More than Muses

Florencia Pinar

Florencia Pinar (1470?-1530?)

Also known as Florencia del Pinar.

An image from a work by Florencia Pinar

siento yo graue passion

sin sentir nadie la mia

 

—Florencia Pinar

Biography

Assembled in the 1511 Cancionero general recopilado por Hernando del Castillo, the poetry she wrote stands as the only remaining evidence we have of the life of Florencia Pinar. To have published anything in this compendium, she would have had to have lived at court and possessed some level of education, an uncommon achievement for a woman of her time even of the upper class. Nevertheless, the Cancionero reinforces her social class by calling her "dama". We can reasonably associate her with the court of Isabel I by a treatise written by her poet brother between 1496 and 1498. The association with her brother Gerónimo, who also appears in the Cancionero, has generated some difficulty distinguishing her poetry from his. While a few other women also appear in the Cancionero, they appear only in glosses by men. This makes Florencia the only woman with the distinction of having complete, unmediated poems in the collection, leading many to consider her the first woman to write poetry in Castilian.

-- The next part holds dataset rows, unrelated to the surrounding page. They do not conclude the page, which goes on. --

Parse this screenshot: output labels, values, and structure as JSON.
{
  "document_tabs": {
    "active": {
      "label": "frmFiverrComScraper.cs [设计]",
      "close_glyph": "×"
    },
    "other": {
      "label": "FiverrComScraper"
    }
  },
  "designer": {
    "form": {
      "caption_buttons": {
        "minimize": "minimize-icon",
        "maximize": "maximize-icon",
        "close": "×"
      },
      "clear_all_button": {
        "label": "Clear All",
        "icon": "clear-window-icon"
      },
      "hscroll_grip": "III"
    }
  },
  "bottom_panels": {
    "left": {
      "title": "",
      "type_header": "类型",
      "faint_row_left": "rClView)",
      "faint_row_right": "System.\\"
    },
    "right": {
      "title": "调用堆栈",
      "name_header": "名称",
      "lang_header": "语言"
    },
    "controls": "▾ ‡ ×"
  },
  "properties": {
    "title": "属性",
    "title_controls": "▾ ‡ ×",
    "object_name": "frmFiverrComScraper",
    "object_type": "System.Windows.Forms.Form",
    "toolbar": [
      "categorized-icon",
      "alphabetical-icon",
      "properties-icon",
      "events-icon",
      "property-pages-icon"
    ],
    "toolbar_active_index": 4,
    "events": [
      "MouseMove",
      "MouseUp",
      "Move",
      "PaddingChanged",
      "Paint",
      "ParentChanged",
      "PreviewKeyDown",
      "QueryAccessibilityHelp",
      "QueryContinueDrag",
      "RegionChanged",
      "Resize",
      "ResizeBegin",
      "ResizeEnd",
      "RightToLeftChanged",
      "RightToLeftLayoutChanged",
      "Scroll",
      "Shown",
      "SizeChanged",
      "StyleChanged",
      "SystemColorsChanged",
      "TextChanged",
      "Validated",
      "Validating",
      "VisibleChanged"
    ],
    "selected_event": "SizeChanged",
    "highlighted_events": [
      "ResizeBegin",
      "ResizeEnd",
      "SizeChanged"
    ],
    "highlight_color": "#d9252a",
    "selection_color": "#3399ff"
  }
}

Annotated Bibliography

Pina Weissberger, Barbara F. "The Critics and Florencia Pinar: The Problem with Assigning Feminism to a Medieval Court Poet." Recovering Spain's Feminist Tradition, New York, Modern Language Association, 2, p. 31-41.

The author hopes to show that the two ways that critics have observed Pinar's poetry both run the risk of reinforcing the traditional masculinist and idealist view of courtly love and women’s role in it. She critiques the analyses made by Alan Deyemond, as well as several others, by pointing out flaws in their interpretations of Pinar’s poetry. The author argues that Pinar uses an elusive, yet commanding writing style in order The author shows that the two ways critics have observed Pinar's poetry both run the risk of reinforcing the traditional masculinist and idealist view of courtly love and women’s role in it. She critiques the analyses made by Alan Deyemond, as well as several others, by pointing out flaws in their interpretations of Pinar’s poetry. The author argues that Pinar uses an elusive, yet commanding writing style in order to advocate for change. In the end, the author concludes that Florencia Pinar and her literary work should be investigated further as the general public has only a fraction of the picture when it comes to understanding who she was and what she did. (Annotation by Maxwell Marks)

Posted

8 November 2021

Last Updated

11 May 2022